reading and other oral language professionals.
The WJ III also provides intra-ability discrepancies, which include
intra-achievement discrepancies, intra-cognitive discrepancies, and
intra-individual discrepancies. Information gathered from intra-ability
discrepancies helps professionals to determine an individual's
strengths and weaknesses, diagnose and document language and learning
disabilties, and make intervention plans.
The intra-individual discrepancy procedure has several advantages over
traditional aptitude/achievement discrepancy procedures. It provides a
more comprehensive evaluation because examiners can analyze a variety
of scores across cognitive and achievement clusters. The
intra-achievement discrepancy procedure examines the difference between
an individual's achievement score in a particular area with a
prediction estimated based on an average of all other achievement areas
to help professionals to identify learning disabilities, pinpoint
specific problems, and choose the most appropriate intervention for an
individual.

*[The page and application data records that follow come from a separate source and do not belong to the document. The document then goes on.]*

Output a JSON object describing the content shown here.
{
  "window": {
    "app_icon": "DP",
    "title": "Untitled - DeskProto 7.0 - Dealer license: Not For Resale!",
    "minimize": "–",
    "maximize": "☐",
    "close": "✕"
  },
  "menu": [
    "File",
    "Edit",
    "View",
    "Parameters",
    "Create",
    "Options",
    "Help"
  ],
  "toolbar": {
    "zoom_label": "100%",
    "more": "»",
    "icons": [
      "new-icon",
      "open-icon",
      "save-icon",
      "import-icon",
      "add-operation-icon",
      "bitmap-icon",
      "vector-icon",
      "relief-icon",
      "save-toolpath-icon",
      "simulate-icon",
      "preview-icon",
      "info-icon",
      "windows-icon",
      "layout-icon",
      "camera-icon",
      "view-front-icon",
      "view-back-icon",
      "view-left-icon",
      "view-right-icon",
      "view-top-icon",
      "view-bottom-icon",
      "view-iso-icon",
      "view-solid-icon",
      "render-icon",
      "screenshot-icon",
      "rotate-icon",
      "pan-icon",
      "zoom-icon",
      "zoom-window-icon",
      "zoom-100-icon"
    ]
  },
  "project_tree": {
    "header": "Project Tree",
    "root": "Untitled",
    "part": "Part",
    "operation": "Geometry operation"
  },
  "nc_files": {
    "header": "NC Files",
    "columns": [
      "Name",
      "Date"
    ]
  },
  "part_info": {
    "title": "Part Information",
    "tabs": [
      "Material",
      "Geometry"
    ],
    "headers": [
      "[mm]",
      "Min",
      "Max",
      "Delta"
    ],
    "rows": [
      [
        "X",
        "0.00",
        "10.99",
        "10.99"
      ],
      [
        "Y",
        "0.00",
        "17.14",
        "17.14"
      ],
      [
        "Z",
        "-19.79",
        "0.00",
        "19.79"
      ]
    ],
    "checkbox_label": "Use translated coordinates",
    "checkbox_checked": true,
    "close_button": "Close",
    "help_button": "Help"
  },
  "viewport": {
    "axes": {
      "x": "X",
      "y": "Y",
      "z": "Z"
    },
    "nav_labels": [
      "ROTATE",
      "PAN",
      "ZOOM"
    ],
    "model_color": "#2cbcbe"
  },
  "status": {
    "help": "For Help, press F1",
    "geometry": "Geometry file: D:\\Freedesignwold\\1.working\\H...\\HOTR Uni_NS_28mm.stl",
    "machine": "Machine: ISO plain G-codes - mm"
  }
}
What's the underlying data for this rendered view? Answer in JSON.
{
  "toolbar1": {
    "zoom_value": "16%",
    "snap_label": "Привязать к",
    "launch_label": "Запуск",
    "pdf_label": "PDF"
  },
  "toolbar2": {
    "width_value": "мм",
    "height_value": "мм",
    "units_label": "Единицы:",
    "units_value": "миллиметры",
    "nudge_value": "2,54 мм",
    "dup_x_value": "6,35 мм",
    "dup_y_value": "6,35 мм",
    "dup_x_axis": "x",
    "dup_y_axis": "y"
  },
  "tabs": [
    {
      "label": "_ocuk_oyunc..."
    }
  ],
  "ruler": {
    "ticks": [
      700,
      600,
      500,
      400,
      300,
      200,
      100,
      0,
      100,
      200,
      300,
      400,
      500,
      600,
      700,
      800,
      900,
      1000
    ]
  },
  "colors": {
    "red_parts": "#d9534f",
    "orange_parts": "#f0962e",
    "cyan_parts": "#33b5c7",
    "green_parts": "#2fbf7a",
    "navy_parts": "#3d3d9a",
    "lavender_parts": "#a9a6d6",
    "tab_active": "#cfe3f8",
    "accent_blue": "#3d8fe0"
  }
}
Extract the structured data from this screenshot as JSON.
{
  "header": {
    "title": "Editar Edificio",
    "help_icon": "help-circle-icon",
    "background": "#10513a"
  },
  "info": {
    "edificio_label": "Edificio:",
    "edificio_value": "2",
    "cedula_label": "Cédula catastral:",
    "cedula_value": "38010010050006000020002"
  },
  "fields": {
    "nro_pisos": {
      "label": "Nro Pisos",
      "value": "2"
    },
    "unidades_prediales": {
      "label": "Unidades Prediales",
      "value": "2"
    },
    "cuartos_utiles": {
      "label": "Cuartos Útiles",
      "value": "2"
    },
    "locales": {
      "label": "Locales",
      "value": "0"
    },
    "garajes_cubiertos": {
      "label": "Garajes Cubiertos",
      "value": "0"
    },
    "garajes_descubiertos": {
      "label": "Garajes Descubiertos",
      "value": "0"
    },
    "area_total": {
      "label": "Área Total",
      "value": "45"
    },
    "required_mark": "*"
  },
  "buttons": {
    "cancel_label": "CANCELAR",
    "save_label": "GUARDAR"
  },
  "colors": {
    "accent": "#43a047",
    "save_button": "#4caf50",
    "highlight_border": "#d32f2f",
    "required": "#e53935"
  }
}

The procedure is also particulary useful for identifying
learning disabilities early, before a child fails in school.
Most of the WJ III tests show strong reliabilities of .80 or higher;
several are .90 or higher. The WJ III interpretive plan is based on
cluster interpretation. The WJ III clusters show strong reliabilities,
most at .90 or higher. The reliability characteristics of the WJ III
meet or exceed basic standards for both individual placement and